29. Peng, Shanhou, ‘Chafeng jiangjieshi de mafeigongchang yian zhenxiang’ (The Truth of Closing Down Chiang Kai-shek’s Morphine Factory), in bianjibu, Wenshijinghua (ed.), Jindai zhongguo yandu xiezhen , 432435.

30. Slack, Edward R., Opium, State and Society: China’s Narco-Economy and the Kuomindang, 1924–37 (Honolulu: University of Hawaii Press, 2001).

31. Yuezhi, Xiong (ed.), Xijian shanghai shizhi ziliao congshu (Collection of Rare Historical Sources of Shanghai City) (Shanghai: Shanghai shudian chubanshe, 2012), 701702.

32. Snelders, Stephen, Kaplan, Charles and Pieters, Toine, ‘On Cannabis, Chloral Hydrate, and Career Cycles of Psychotropic Drugs in Medicine’, Bulletin of the History of Medicine, 80, 1 (2006), 95114.

33. Rogaski, Ruth, Hygienic Modernity: Meanings of Health and Disease in Treaty-Port China (Berkeley and Los Angeles: University of California Press, 2004), 2.

34. Bodenhorn, Terry (ed.), Defining Modernity: Kuomindang Rhetorics of a New China (Ann Arbor, MI: Center for Chinese Studies, University of Michigan, 2002).
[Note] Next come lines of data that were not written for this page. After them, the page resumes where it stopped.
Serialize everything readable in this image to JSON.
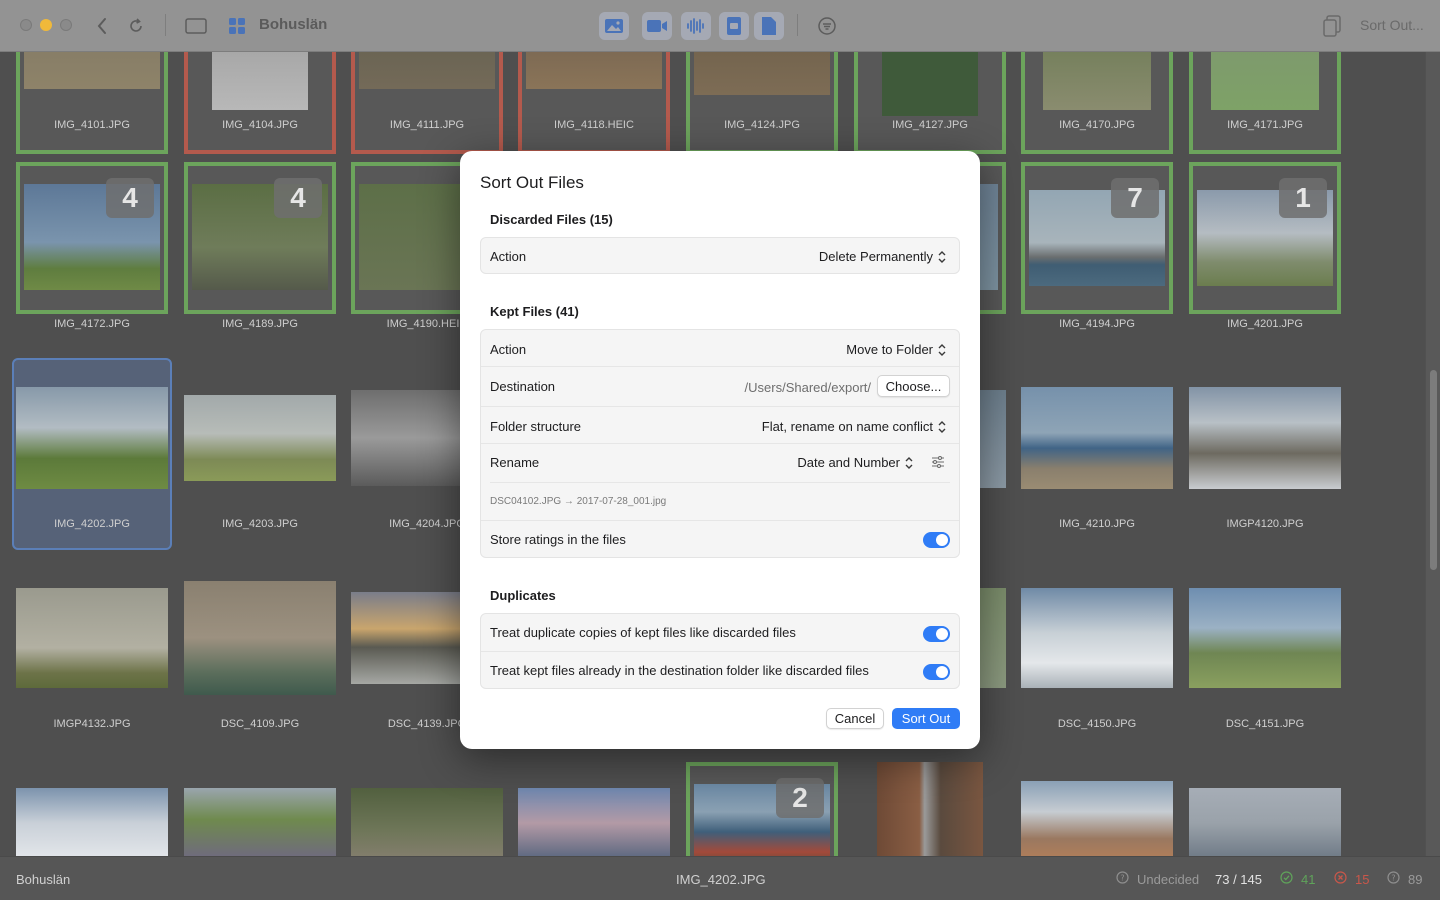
{
  "window": {
    "title": "Bohuslän"
  },
  "toolbar": {
    "title": "Bohuslän",
    "sort_out_label": "Sort Out...",
    "media_filters": [
      "image-icon",
      "video-icon",
      "audio-icon",
      "raw-icon",
      "document-icon"
    ]
  },
  "grid": {
    "row1": [
      "IMG_4101.JPG",
      "IMG_4104.JPG",
      "IMG_4111.JPG",
      "IMG_4118.HEIC",
      "IMG_4124.JPG",
      "IMG_4127.JPG",
      "IMG_4170.JPG",
      "IMG_4171.JPG"
    ],
    "row2": [
      "IMG_4172.JPG",
      "IMG_4189.JPG",
      "IMG_4190.HEIC",
      "",
      "",
      "",
      "IMG_4194.JPG",
      "IMG_4201.JPG"
    ],
    "row2_badges": [
      "4",
      "4",
      "",
      "",
      "",
      "",
      "7",
      "1"
    ],
    "row3": [
      "IMG_4202.JPG",
      "IMG_4203.JPG",
      "IMG_4204.JPG",
      "",
      "",
      "",
      "IMG_4210.JPG",
      "IMGP4120.JPG"
    ],
    "row4": [
      "IMGP4132.JPG",
      "DSC_4109.JPG",
      "DSC_4139.JPG",
      "",
      "",
      "",
      "DSC_4150.JPG",
      "DSC_4151.JPG"
    ],
    "row5_badge": "2"
  },
  "status": {
    "folder": "Bohuslän",
    "current_file": "IMG_4202.JPG",
    "undecided_label": "Undecided",
    "position": "73 / 145",
    "kept_count": "41",
    "discarded_count": "15",
    "undecided_count": "89",
    "colors": {
      "kept": "#5fa35a",
      "discarded": "#c9574a"
    }
  },
  "dialog": {
    "title": "Sort Out Files",
    "discarded": {
      "title": "Discarded Files (15)",
      "action_label": "Action",
      "action_value": "Delete Permanently"
    },
    "kept": {
      "title": "Kept Files (41)",
      "action_label": "Action",
      "action_value": "Move to Folder",
      "destination_label": "Destination",
      "destination_value": "/Users/Shared/export/",
      "choose_label": "Choose...",
      "folder_structure_label": "Folder structure",
      "folder_structure_value": "Flat, rename on name conflict",
      "rename_label": "Rename",
      "rename_value": "Date and Number",
      "rename_example": "DSC04102.JPG → 2017-07-28_001.jpg",
      "store_ratings_label": "Store ratings in the files",
      "store_ratings_on": true
    },
    "duplicates": {
      "title": "Duplicates",
      "treat_copies_label": "Treat duplicate copies of kept files like discarded files",
      "treat_copies_on": true,
      "treat_existing_label": "Treat kept files already in the destination folder like discarded files",
      "treat_existing_on": true
    },
    "cancel_label": "Cancel",
    "sort_out_label": "Sort Out",
    "accent": "#2f7cf6"
  }
}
35. Paulès, Xavier, ‘La lutte contre l’opium, panacée politique pour le Kuomindang?’, Vingtième siècle, 95 (2007), 193217.

36. Hongli, Xie (ed.), Zhejiang yixue shi (History of Medicine in Zhejiang Province) (Beijing: Renmin weisheng chubanshe, 2016), 316; Table 7-2-2.

37. Deming, Zhu, Zhejiang yiyao shi (The History of Medicine and Pharmacy in Zhejiang Province) (Renmin junyi chubanshe: Beijing, 1999), 7072.

38. Morar, Florin-Stefan, ‘The Coldness and Hotness of Opium’, American Association for the History of Medicine 2014 Annual Meeting (Chicago: University of Chicago, 2014); Heong Hong Por ‘Where Are the Boundaries of Narcotics and Medicines: The Question of Traditional Medicine to Malaysian Drug Regulations’, Youth Academic Forum of Insti tute for History of Natural Sciences, CAS (Beijing: Chinese Academy of Sciences, 2017).

39. Shapin, S., ‘Discipline and Bounding: The History and Sociology of Science as Seen through the Externalism-Internalism Debate’, History of Science: An Annual Review of Literature, Research and Teaching, 30, 4 (1992), 333369.

40. Marshalla, Mac, Ames, Genevieve M. and Bennett, Linda A., ‘Anthropological Perspectives on Alcohol and Drugs at the Turn of the New Millennium’, Social Science and Medicine, 53, 2 (2001), 153164.